(Component data from apps and pages)
+===+

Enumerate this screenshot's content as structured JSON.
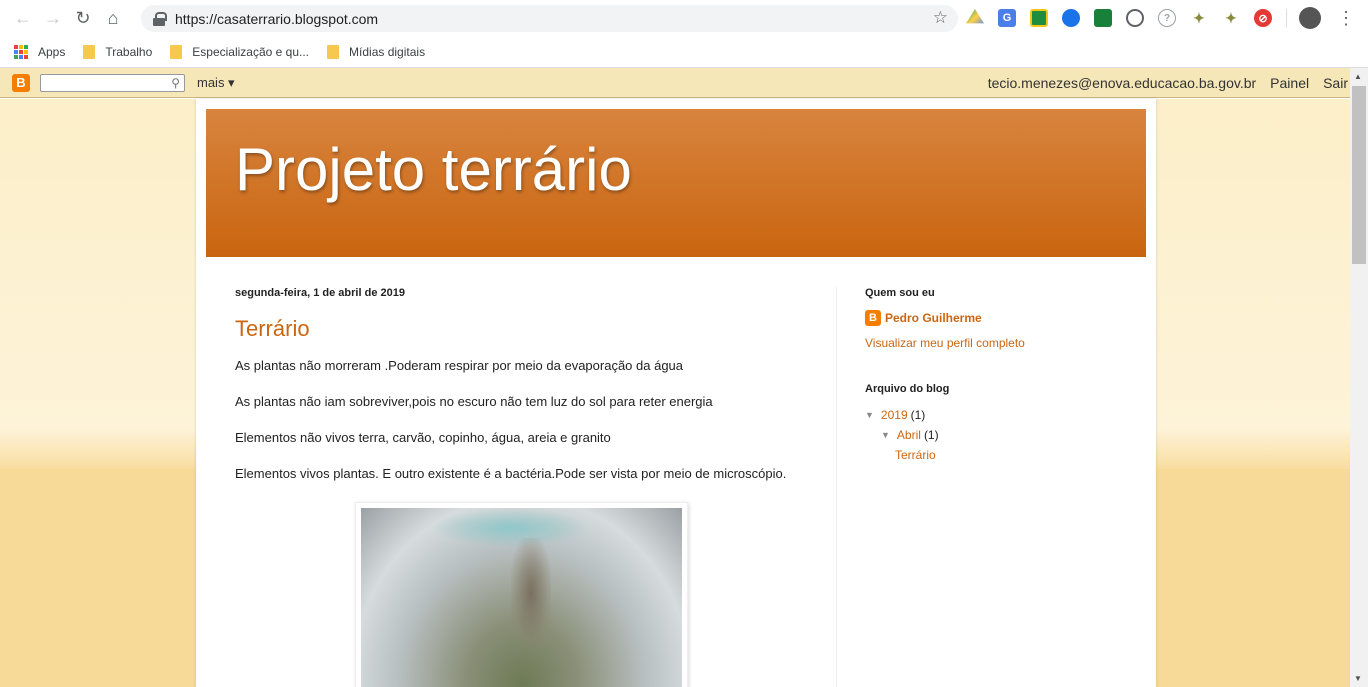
{
  "browser": {
    "url": "https://casaterrario.blogspot.com",
    "bookmarks": [
      {
        "label": "Apps"
      },
      {
        "label": "Trabalho"
      },
      {
        "label": "Especialização e qu..."
      },
      {
        "label": "Mídias digitais"
      }
    ],
    "icons": {
      "back": "back-arrow-icon",
      "forward": "forward-arrow-icon",
      "reload": "reload-icon",
      "home": "home-icon",
      "lock": "lock-icon",
      "star": "star-icon",
      "menu": "kebab-menu-icon"
    }
  },
  "blogger_nav": {
    "more": "mais ▾",
    "user": "tecio.menezes@enova.educacao.ba.gov.br",
    "dashboard": "Painel",
    "logout": "Sair"
  },
  "blog": {
    "title": "Projeto terrário",
    "post": {
      "date": "segunda-feira, 1 de abril de 2019",
      "title": "Terrário",
      "paragraphs": [
        "As plantas não morreram .Poderam respirar por meio da evaporação da água",
        "As plantas não iam sobreviver,pois no escuro não tem luz do sol para reter energia",
        "Elementos não vivos terra, carvão, copinho, água, areia e granito",
        "Elementos vivos plantas. E outro existente é a bactéria.Pode ser vista por meio de microscópio."
      ]
    },
    "sidebar": {
      "about_title": "Quem sou eu",
      "author": "Pedro Guilherme",
      "full_profile": "Visualizar meu perfil completo",
      "archive_title": "Arquivo do blog",
      "archive": {
        "year": "2019",
        "year_count": "(1)",
        "month": "Abril",
        "month_count": "(1)",
        "post": "Terrário"
      }
    }
  },
  "colors": {
    "accent": "#cc6611",
    "header_top": "#d8843e",
    "header_bottom": "#c96510",
    "navbar_bg": "#f6e7b8"
  }
}
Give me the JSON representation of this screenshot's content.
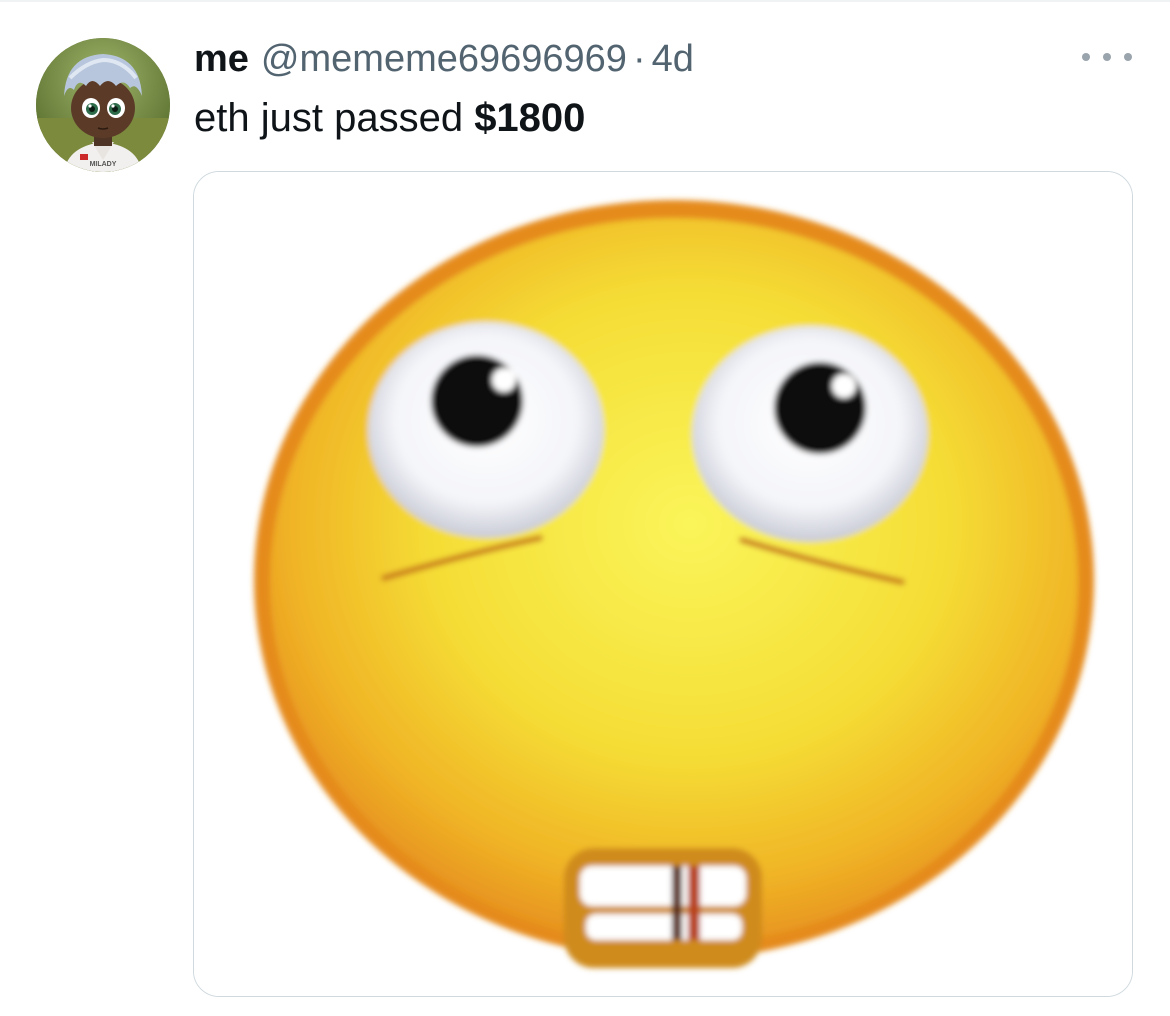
{
  "tweet": {
    "display_name": "me",
    "handle": "@mememe69696969",
    "separator": "·",
    "time": "4d",
    "text_plain": "eth just passed ",
    "text_bold": "$1800",
    "avatar_shirt_text": "MILADY",
    "more_icon": "more-horizontal-icon",
    "media_description": "emoji"
  },
  "colors": {
    "text_primary": "#0f1419",
    "text_secondary": "#536471",
    "border": "#cfd9de",
    "emoji_yellow": "#f6e43a",
    "emoji_orange": "#e08a1e"
  }
}
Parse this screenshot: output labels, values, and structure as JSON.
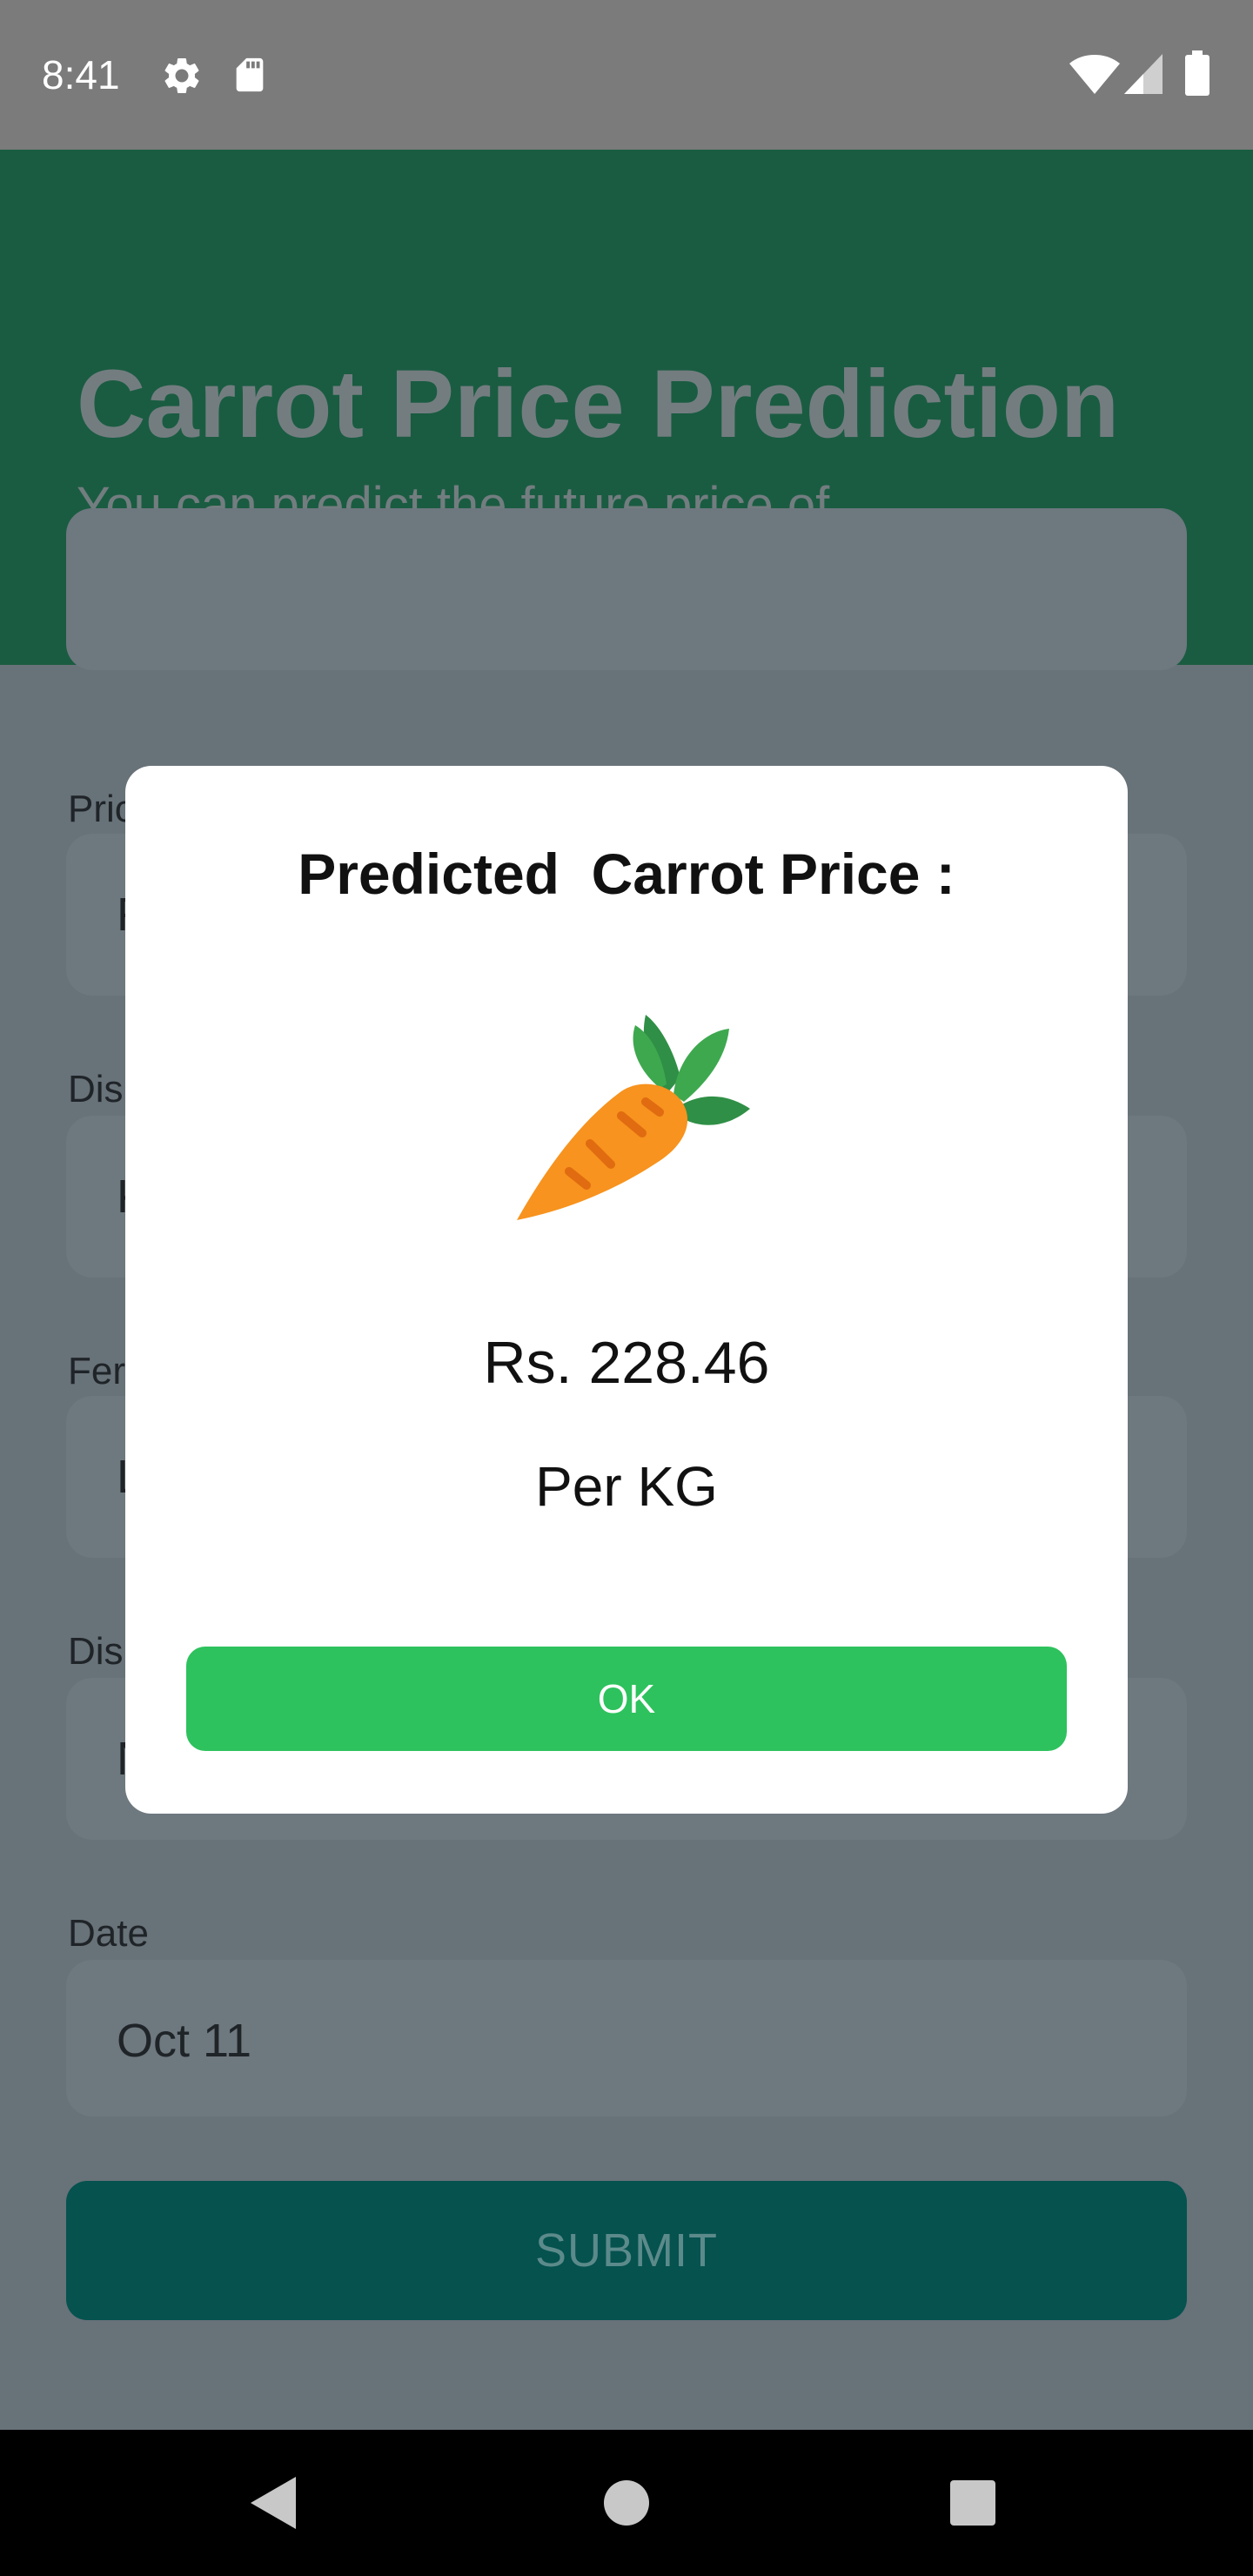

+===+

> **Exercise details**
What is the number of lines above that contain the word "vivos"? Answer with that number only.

> **Task answer**
2